Those who just want to have a pleasant listening experience where everything sounds good going down may be more inclined to favor Harris whose so at ease here that it hardly matters what he’s singing about.

Neither choice is wrong, just different.

Maybe the best way to put it is this: Have Another Drink And Talk To Me was meant to be an unimaginative cover song taking shallow advantage of Harris’s recent persona on record, yet the talents of those involved elevated it past that by showing creativity of their own.

We can – and do – call into question the actual motives of this creativity, which was surely done to imitate their earlier record more than it was to re-tell the story from a different perspective, but since they pulled it off so well regardless of their intentions, we can’t find too much fault with the end results.

I will say this though… I am fairly certain that Greer’s detective work paid off in the end. Either he found there was nothing to the rumors regarding his girl’s wandering eye and slept better at night as a result, or he discovered her infidelity and broke it off with her and moved on.
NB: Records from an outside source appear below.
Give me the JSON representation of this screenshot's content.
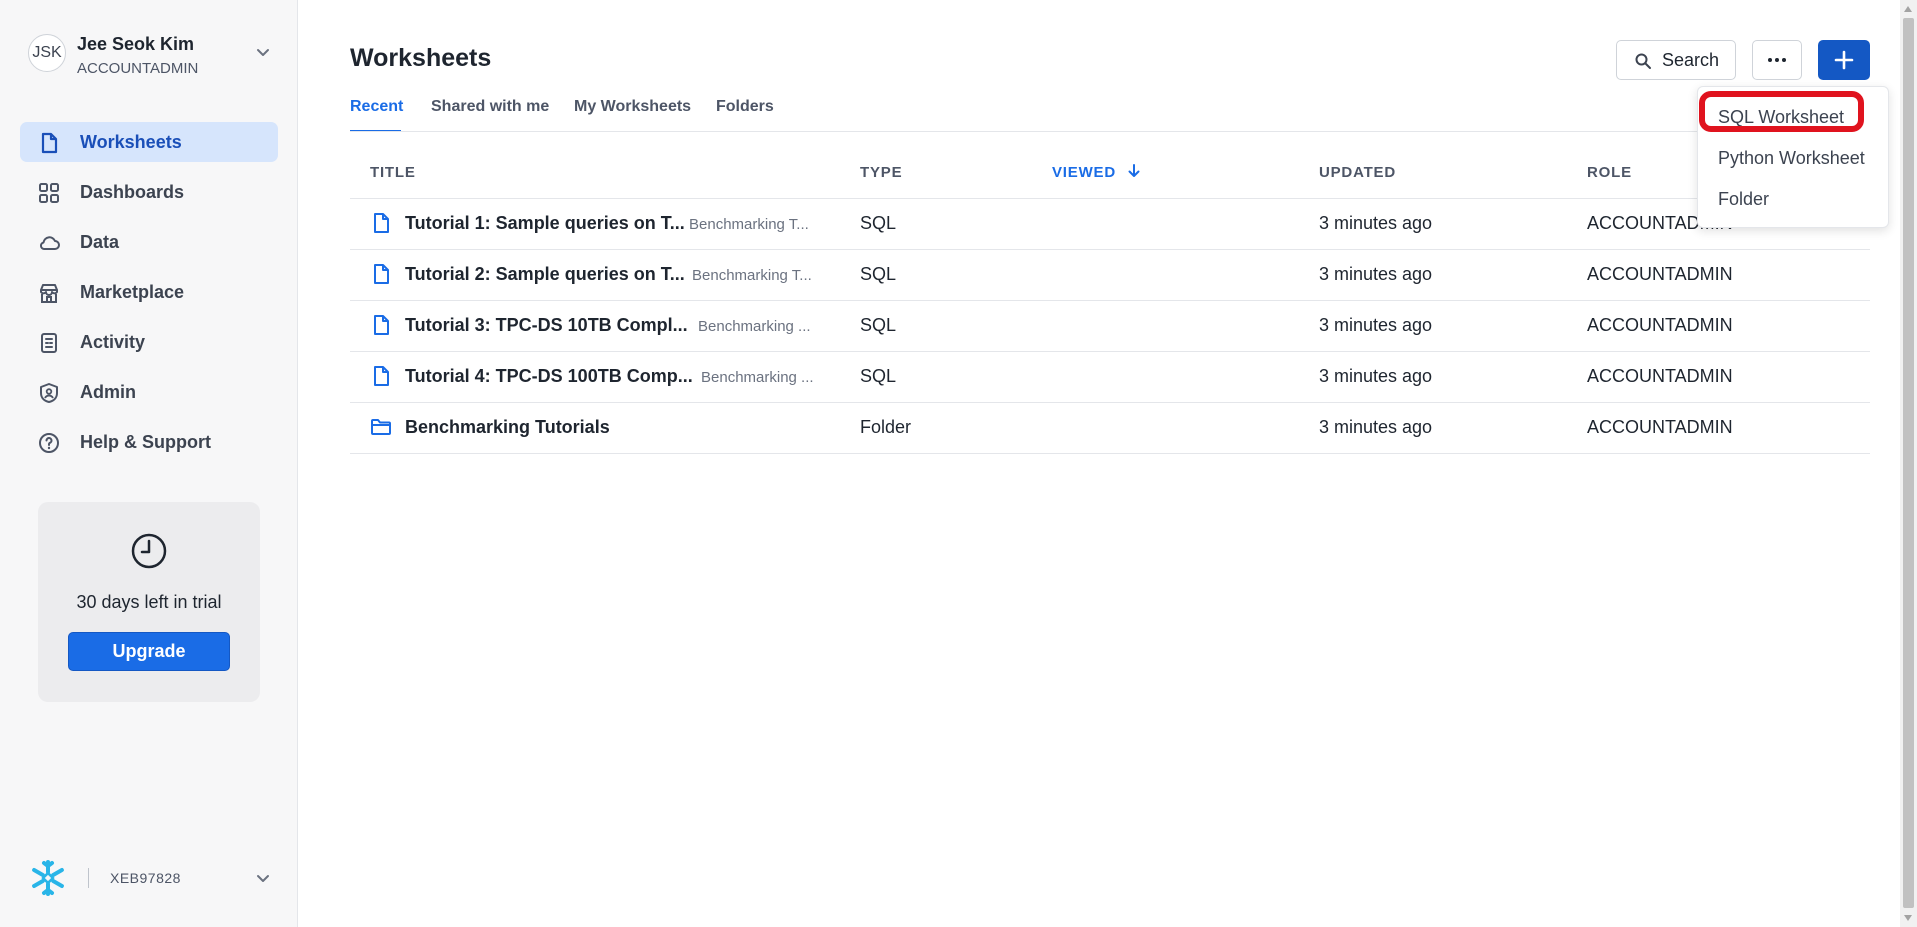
{
  "user": {
    "initials": "JSK",
    "name": "Jee Seok Kim",
    "role": "ACCOUNTADMIN"
  },
  "nav": {
    "items": [
      {
        "label": "Worksheets",
        "icon": "worksheet-icon",
        "active": true
      },
      {
        "label": "Dashboards",
        "icon": "dashboards-icon"
      },
      {
        "label": "Data",
        "icon": "cloud-icon"
      },
      {
        "label": "Marketplace",
        "icon": "store-icon"
      },
      {
        "label": "Activity",
        "icon": "activity-icon"
      },
      {
        "label": "Admin",
        "icon": "shield-icon"
      },
      {
        "label": "Help & Support",
        "icon": "help-icon"
      }
    ]
  },
  "trial": {
    "text": "30 days left in trial",
    "button": "Upgrade"
  },
  "footer": {
    "account_id": "XEB97828"
  },
  "header": {
    "title": "Worksheets",
    "search_label": "Search"
  },
  "tabs": [
    "Recent",
    "Shared with me",
    "My Worksheets",
    "Folders"
  ],
  "table": {
    "columns": [
      "TITLE",
      "TYPE",
      "VIEWED",
      "UPDATED",
      "ROLE"
    ],
    "rows": [
      {
        "title": "Tutorial 1: Sample queries on T...",
        "folder": "Benchmarking T...",
        "type": "SQL",
        "updated": "3 minutes ago",
        "role": "ACCOUNTADMIN",
        "kind": "file"
      },
      {
        "title": "Tutorial 2: Sample queries on T...",
        "folder": "Benchmarking T...",
        "type": "SQL",
        "updated": "3 minutes ago",
        "role": "ACCOUNTADMIN",
        "kind": "file"
      },
      {
        "title": "Tutorial 3: TPC-DS 10TB Compl...",
        "folder": "Benchmarking ...",
        "type": "SQL",
        "updated": "3 minutes ago",
        "role": "ACCOUNTADMIN",
        "kind": "file"
      },
      {
        "title": "Tutorial 4: TPC-DS 100TB Comp...",
        "folder": "Benchmarking ...",
        "type": "SQL",
        "updated": "3 minutes ago",
        "role": "ACCOUNTADMIN",
        "kind": "file"
      },
      {
        "title": "Benchmarking Tutorials",
        "folder": "",
        "type": "Folder",
        "updated": "3 minutes ago",
        "role": "ACCOUNTADMIN",
        "kind": "folder"
      }
    ]
  },
  "menu": {
    "items": [
      "SQL Worksheet",
      "Python Worksheet",
      "Folder"
    ]
  },
  "colors": {
    "accent": "#1a6ce6",
    "primary_button": "#1458c4",
    "highlight": "#e0131e"
  }
}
Peppermint Harris on the other hand undoubtedly passed out on the barroom floor while his girl headed to Acapulco with the first able bodied upright man she found and never returned.
 
 
SPONTANEOUS LUNACY VERDICT:

 
 
 
 
 
 
 

 
(Visit the Artist page of Peppermint Harris for the complete archive of his records reviewed to date)
 
 
 

 
Spontaneous Lunacy has reviewed other versions of this song you may be interested in:

 
Big John Greer (September, 1951)